Abu Talib was an uncle of the Islamic Nabi (Arabic: نَـبِي, Prophet) Muhammad, and father of the Rashid CaliphAli, who is also thought as the first Shi'ite Imam. There is a great debate among Muslim scholars on whether Abū Ṭālib died a Muslim or a non-Muslim.

Abū Ṭālib died around 619, at more than 80 years of age, about 10 years after the start of Muhammad's mission.[1] This year is known as the Year of Sorrow for Muhammad, because not only did his uncle Abu Talib die, but also his wife Khadijah bint Khuwaylid, within a month of Abu Talib.

References[change | change source]

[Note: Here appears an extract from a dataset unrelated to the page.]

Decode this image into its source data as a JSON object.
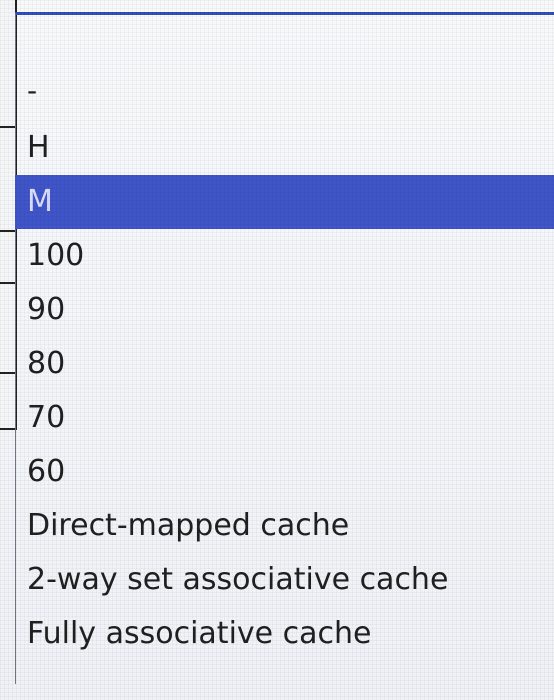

  1. 1.0 1.1 Rubin, Uri (2013). Gudrun Kramer; Denis Matringe; John Nawas; Everett Rowson (eds.). Encyclopaedia of Islam, Three. Brill Online.
  2. Armstrong, Karen (1992). Muhammad: A Biography of the Prophet. San Francisco: Harper Collins. p. 77. ISBN 9780062508867.